The party seeking review has the duty to present the appellate court with a record that is sufficient to show the alleged errors in all matters necessary for consideration of the questions presented. Truesdale v. Friedman, 267 Minn. 402, 404, 127 N.W.2d 277, 279 (1964). Because a transcript of the trial was not provided, the parties have not created an adequate record for this court's review of the parties' respective challenges to the trial court's findings regarding living expenses. See Minn. R. Civ. P. 52.02 (trial court's findings of fact shall not be set aside unless clearly erroneous); Duluth Herald & News Tribune v. Plymouth Optical Co., 286 Minn. 495, 498, 176 N.W.2d 552, 555 (1970) (when a trial transcript is not provided, appellate court's review is limited to consideration of whether the trial court's conclusions of law are supported by the findings).

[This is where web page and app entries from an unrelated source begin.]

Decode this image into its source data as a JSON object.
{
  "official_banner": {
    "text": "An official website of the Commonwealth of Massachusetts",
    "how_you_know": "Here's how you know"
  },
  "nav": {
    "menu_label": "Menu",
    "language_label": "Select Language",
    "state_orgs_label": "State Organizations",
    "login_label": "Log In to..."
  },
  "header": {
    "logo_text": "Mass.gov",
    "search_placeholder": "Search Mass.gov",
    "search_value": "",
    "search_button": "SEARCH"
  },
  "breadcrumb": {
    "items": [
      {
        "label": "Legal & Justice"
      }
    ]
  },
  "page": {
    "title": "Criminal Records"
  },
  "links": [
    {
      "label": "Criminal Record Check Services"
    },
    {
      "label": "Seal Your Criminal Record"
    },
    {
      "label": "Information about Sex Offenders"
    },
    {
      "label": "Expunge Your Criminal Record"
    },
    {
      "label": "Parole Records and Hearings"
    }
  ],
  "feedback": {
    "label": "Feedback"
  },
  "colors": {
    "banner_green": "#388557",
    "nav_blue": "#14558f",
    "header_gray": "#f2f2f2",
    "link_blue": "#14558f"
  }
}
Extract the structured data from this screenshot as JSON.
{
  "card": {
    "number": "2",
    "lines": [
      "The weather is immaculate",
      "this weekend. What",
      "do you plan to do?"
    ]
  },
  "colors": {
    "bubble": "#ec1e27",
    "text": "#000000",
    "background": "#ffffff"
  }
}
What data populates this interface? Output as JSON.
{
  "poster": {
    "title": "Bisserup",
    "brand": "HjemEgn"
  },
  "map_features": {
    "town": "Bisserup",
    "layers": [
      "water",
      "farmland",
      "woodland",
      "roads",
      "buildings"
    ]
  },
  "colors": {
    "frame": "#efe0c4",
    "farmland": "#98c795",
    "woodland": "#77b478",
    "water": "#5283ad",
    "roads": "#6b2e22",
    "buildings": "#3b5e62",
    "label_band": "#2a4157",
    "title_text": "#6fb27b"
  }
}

Respondent challenges the trial court's determination of appellant's net income, arguing that considering the tax deduction for an $800 per month maintenance obligation, appellant's net monthly income is $3,487 not the $3,192.70 as found by the trial court. While acknowledging the range of possible interpretations, the trial court rejected respondent's proposed finding, stating that in making its finding the court had considered the deductibility of appellant's spousal maintenance obligation, a six percent pension contribution, and use of the tax computation method for 1996. Respondent has not established that the trial court's finding is clearly erroneous. See Hubbard v. United Press Int'l. Inc. 330 N.W.2d 428, 441 (Minn. 1983) (clearly erroneous means manifestly contrary to the weight of the evidence as a whole or not reasonably supported by the evidence as a whole).
In view of our reversal and remand of respondent's child support obligation because of the trial court's errors in determining respondent's income from employment, we will also reverse and remand the spousal maintenance award to allow the trial court to compute a reasonable "package" of support and maintenance based on the statutory factors. See Driscoll, 414 N.W.2d at 446 (trial court has authority on remand to review the overall package of support and maintenance).
Affirmed in part, reversed in part, and remanded.
[ ]* Retired judge of the district court, serving as judge of the Minnesota Court of Appeals by appointment pursuant to Minn. Const. art. VI, § 10.